Employers must consider whether it is necessary to provide employees with personal protective equipment to protect them from the risk of falls on snow or ice. The recent case of Tracey Kennedy v Cordia (Services) LLP determined that protective footwear or form of shoe “add on” such as Yaktrax should have been provided to a care worker who was required to visit patients in their homes during the icy winter of 2010. This provision is particularly relevant where employees are required to work outside in areas which are outwith their employers’ control. As well as providing protective footwear or a shoe “add on” employers should monitor the use of appropriate footwear.

This recent case was the first decision in Scotland in which a claim for a fall on ice was successfully brought under the Personal Protective Equipment Regulations. It is unclear whether the judge would have come to a different decision if the requirement to walk outside had not been an integral part of the pursuer’s employment. There is no case law upon whether protective footwear or a shoe “add on” is necessary for employees who work indoors. Employers may wish to consider whether they can reasonably make such equipment available for staff or whether the other measures they have in place to deal with snow and ice adequately control the risk of a slip or fall.
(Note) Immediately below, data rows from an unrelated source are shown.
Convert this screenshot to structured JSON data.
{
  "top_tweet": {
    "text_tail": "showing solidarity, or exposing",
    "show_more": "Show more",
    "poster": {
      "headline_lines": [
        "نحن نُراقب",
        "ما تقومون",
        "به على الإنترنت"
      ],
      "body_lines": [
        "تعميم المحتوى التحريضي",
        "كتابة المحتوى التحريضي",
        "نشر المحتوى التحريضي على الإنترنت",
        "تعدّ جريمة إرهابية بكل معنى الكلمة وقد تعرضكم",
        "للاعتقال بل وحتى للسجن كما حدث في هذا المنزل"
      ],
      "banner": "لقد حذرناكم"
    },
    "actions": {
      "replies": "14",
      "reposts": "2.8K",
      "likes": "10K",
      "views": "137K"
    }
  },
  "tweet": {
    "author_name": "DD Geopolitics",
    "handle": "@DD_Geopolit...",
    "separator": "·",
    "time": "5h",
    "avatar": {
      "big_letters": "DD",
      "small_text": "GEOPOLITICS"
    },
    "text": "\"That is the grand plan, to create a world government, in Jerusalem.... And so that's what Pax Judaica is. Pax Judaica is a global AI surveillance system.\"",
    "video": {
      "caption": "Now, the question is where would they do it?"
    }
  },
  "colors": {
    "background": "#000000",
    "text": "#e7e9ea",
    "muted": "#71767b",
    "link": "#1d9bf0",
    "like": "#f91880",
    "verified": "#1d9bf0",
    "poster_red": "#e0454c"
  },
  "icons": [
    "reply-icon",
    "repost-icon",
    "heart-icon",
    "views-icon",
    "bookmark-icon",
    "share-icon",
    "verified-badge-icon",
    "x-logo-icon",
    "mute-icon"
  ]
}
Assisting the Defence of Claims

In order to defend allegations that an employer has not taken all reasonably practicable steps to prevent slips and falls, the employer will need to evidence the disciplines of recognising hazards, controlling the degree of risk relating to hazards, monitoring that controls are being effective plus investigating any incident. If this can be evidenced then the employer may be able to persuade the court that all reasonably practicable steps had been taken to minimise the risk of snow and ice in the area of the accident.

The following documentation, whilst not an exhaustive list, would be helpful in demonstrating to the court that the employer had taken reasonably practicable steps:

the accident report;
any photos of the area of the accident;
details of past accidents involving snow and ice in that area;
the snow/ice clearing policy;
risk assessments;
written instructions to persons clearing snow/ice;
statements from the persons who carried out the clearing of the snow;
warnings provided to employees about the risk of snow and ice;
details of any areas which were closed due to snow and ice;
inspection logs of the area where the accident took place;
invoices for items bought to clear snow and ice and/or protect employees i.e. salt/grit, shovels, protective footwear etc.;
details of the availability of protective footwear;
guidance provided to staff on footwear and any system of monitoring footwear; and
weather reports for the date of the accident.

Each situation is individual and each case will turn on its own merits. There is no definitive answer to what is reasonable and what constitutes practical. Legal advice cannot be given on the chances of successfully defending a claim until individual circumstances are considered. However, this article is designed to provide you with a general guide to the law and the documentation you will be asked to provide.